A lottery is a game in which people pay money for the chance to win a prize. Sometimes the prizes are money, but often they are goods or services. The idea behind a lottery is that the winners are determined by a random selection process. This can be done by hand or by machine. There are many different types of lotteries, including financial ones, sports and even educational ones. The most common type is the financial lottery, where people put in small sums for the chance to win a large sum of money. These types of lotteries have been criticized for being addictive, but some money raised by them is used for good causes in the public sector.

The concept of distributing property or other valuables by lot goes back to ancient times. Moses was instructed in the Bible to divide the land among the Israelites by lottery, and Roman emperors gave away slaves and land through these procedures as well. The modern lottery is similar to these ancient lotteries in that people pay a small amount of money for the chance to win a big prize.
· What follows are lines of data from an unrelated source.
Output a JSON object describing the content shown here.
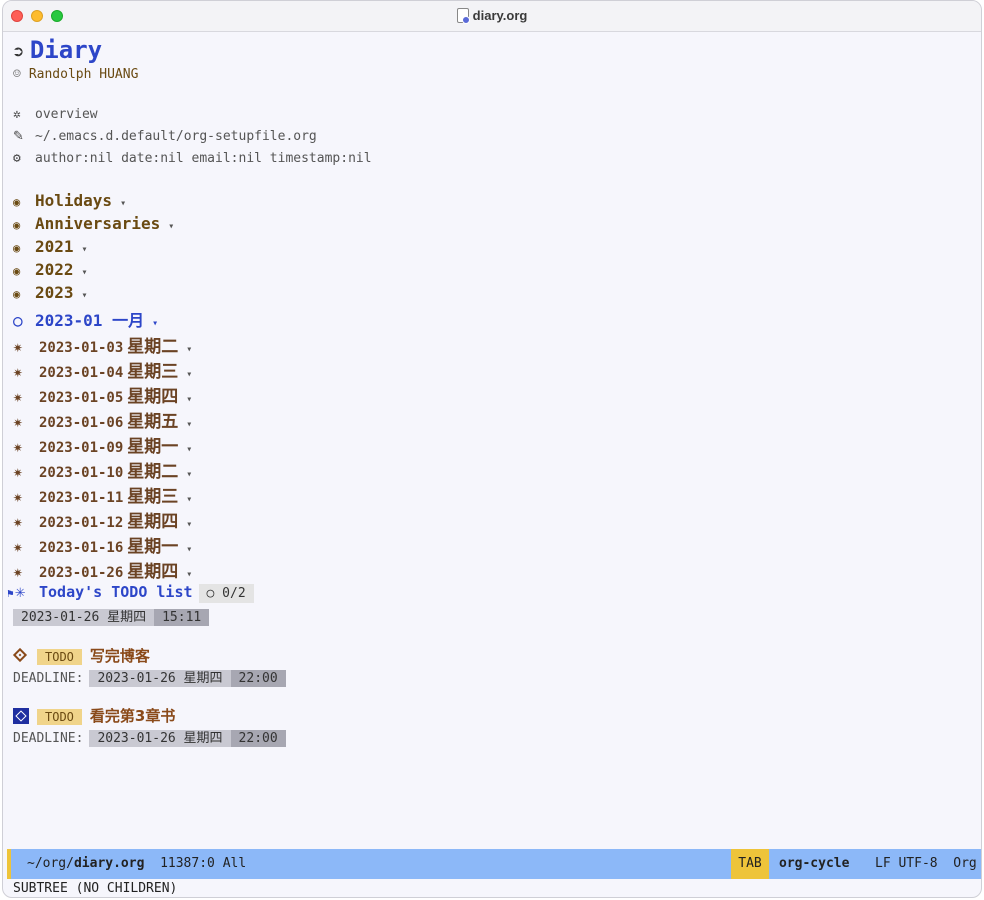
{
  "window": {
    "title": "diary.org"
  },
  "doc": {
    "title": "Diary",
    "author": "Randolph HUANG",
    "meta": [
      {
        "icon": "snowflake-icon",
        "glyph": "✲",
        "text": "overview"
      },
      {
        "icon": "file-edit-icon",
        "glyph": "📝",
        "text": "~/.emacs.d.default/org-setupfile.org"
      },
      {
        "icon": "gear-icon",
        "glyph": "⚙",
        "text": "author:nil date:nil email:nil timestamp:nil"
      }
    ]
  },
  "headings": [
    {
      "label": "Holidays"
    },
    {
      "label": "Anniversaries"
    },
    {
      "label": "2021"
    },
    {
      "label": "2022"
    },
    {
      "label": "2023"
    }
  ],
  "month": {
    "label": "2023-01 一月"
  },
  "days": [
    {
      "date": "2023-01-03",
      "weekday": "星期二"
    },
    {
      "date": "2023-01-04",
      "weekday": "星期三"
    },
    {
      "date": "2023-01-05",
      "weekday": "星期四"
    },
    {
      "date": "2023-01-06",
      "weekday": "星期五"
    },
    {
      "date": "2023-01-09",
      "weekday": "星期一"
    },
    {
      "date": "2023-01-10",
      "weekday": "星期二"
    },
    {
      "date": "2023-01-11",
      "weekday": "星期三"
    },
    {
      "date": "2023-01-12",
      "weekday": "星期四"
    },
    {
      "date": "2023-01-16",
      "weekday": "星期一"
    },
    {
      "date": "2023-01-26",
      "weekday": "星期四"
    }
  ],
  "todo_list": {
    "title": "Today's TODO list",
    "cookie": "○ 0/2",
    "timestamp_date": "2023-01-26 星期四",
    "timestamp_time": "15:11",
    "tasks": [
      {
        "keyword": "TODO",
        "title": "写完博客",
        "deadline_label": "DEADLINE:",
        "deadline_date": "2023-01-26 星期四",
        "deadline_time": "22:00"
      },
      {
        "keyword": "TODO",
        "title": "看完第3章书",
        "deadline_label": "DEADLINE:",
        "deadline_date": "2023-01-26 星期四",
        "deadline_time": "22:00"
      }
    ]
  },
  "modeline": {
    "path_prefix": "~/org/",
    "file": "diary.org",
    "position": "11387:0 All",
    "key": "TAB",
    "command": "org-cycle",
    "encoding": "LF UTF-8",
    "mode": "Org"
  },
  "echo": "SUBTREE (NO CHILDREN)",
  "colors": {
    "title_blue": "#2d46c8",
    "heading_brown": "#6a4a12",
    "modeline_bg": "#8cb8f8",
    "accent_yellow": "#eec43a",
    "todo_bg": "#f0d48a"
  }
}
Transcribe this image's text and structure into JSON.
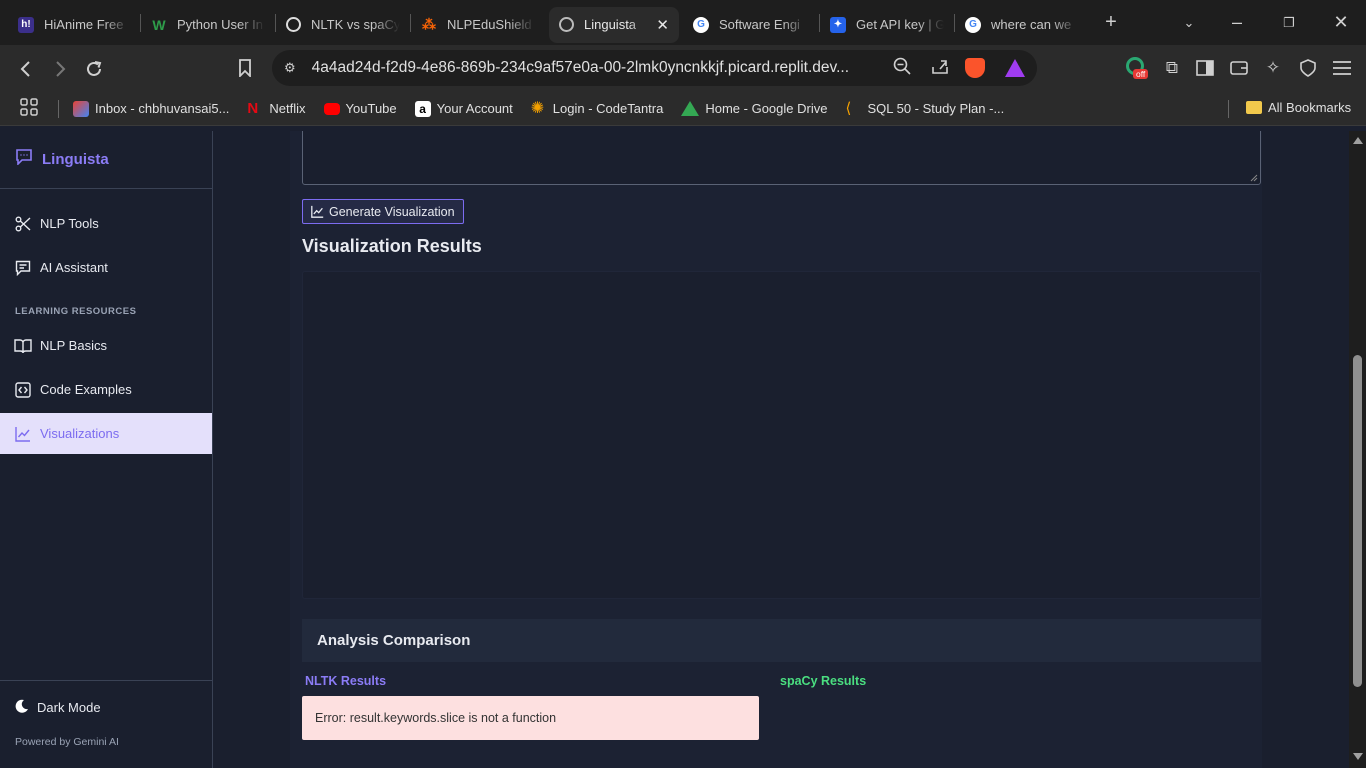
{
  "browser": {
    "tabs": [
      {
        "title": "HiAnime Free",
        "fav": "h!",
        "color": "#6b5bd6"
      },
      {
        "title": "Python User In",
        "fav": "W",
        "color": "#2e7d32"
      },
      {
        "title": "NLTK vs spaCy",
        "fav": "◎",
        "color": "#555555"
      },
      {
        "title": "NLPEduShield",
        "fav": "✣",
        "color": "#e8552d"
      },
      {
        "title": "Linguista",
        "fav": "◍",
        "color": "#777777"
      },
      {
        "title": "Software Engi",
        "fav": "G",
        "color": "#ffffff"
      },
      {
        "title": "Get API key | G",
        "fav": "✦",
        "color": "#3b82f6"
      },
      {
        "title": "where can we",
        "fav": "G",
        "color": "#ffffff"
      }
    ],
    "url": "4a4ad24d-f2d9-4e86-869b-234c9af57e0a-00-2lmk0yncnkkjf.picard.replit.dev...",
    "extension_badge": "off",
    "bookmarks": [
      {
        "label": "Inbox - chbhuvansai5...",
        "color": "#ea4335"
      },
      {
        "label": "Netflix",
        "color": "#e50914"
      },
      {
        "label": "YouTube",
        "color": "#ff0000"
      },
      {
        "label": "Your Account",
        "color": "#ffffff"
      },
      {
        "label": "Login - CodeTantra",
        "color": "#f4a100"
      },
      {
        "label": "Home - Google Drive",
        "color": "#34a853"
      },
      {
        "label": "SQL 50 - Study Plan -...",
        "color": "#f7a300"
      }
    ],
    "all_bookmarks": "All Bookmarks"
  },
  "sidebar": {
    "brand": "Linguista",
    "nav": [
      {
        "label": "NLP Tools"
      },
      {
        "label": "AI Assistant"
      }
    ],
    "section_label": "LEARNING RESOURCES",
    "resources": [
      {
        "label": "NLP Basics"
      },
      {
        "label": "Code Examples"
      },
      {
        "label": "Visualizations"
      }
    ],
    "dark_mode": "Dark Mode",
    "powered_by": "Powered by Gemini AI"
  },
  "main": {
    "generate_button": "Generate Visualization",
    "results_title": "Visualization Results",
    "comparison_title": "Analysis Comparison",
    "nltk_label": "NLTK Results",
    "spacy_label": "spaCy Results",
    "error_message": "Error: result.keywords.slice is not a function"
  },
  "colors": {
    "accent": "#7c6cf0",
    "nltk": "#8b7cf6",
    "spacy": "#4ade80",
    "error_bg": "#fde0e0"
  }
}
In colonial America, public lotteries were popular ways of raising money for a variety of public projects. Lotteries funded bridges, canals, roads, churches, and colleges, as well as military expeditions. The Continental Congress even voted to hold a lottery to raise funds for the Revolutionary War, and Alexander Hamilton argued in favor of them because “Every man will be willing to hazard trifling sums for the hope of considerable gain, and would rather have a small chance of winning a great deal than a great chance of losing little.”

Today’s modern lotteries are generally run by state governments. In the immediate post-World War II period, many states expanded their array of social safety nets by using lottery proceeds. This was because they figured that the lottery was a relatively painless form of taxation, and the fact that it was voluntary added to its appeal.

Lotteries continue to be a popular method of fundraising for various reasons. They are a fun way to spend time with friends, and they can also be a great way to raise money for charities. However, there are some important things to keep in mind when participating in a lottery. For example, you should only participate in a lottery that is legitimate and offers a fair chance of winning. In addition, you should always read the terms and conditions of the lottery carefully to ensure that you are not violating any laws.

In a world that is becoming increasingly more unstable, the lottery can be a powerful tool for promoting social mobility and improving economic security. However, it is essential to keep in mind that the odds of winning are incredibly low. The only thing that guarantees a winner is luck, which means that you can lose just as much as you win if you don’t know what you’re doing.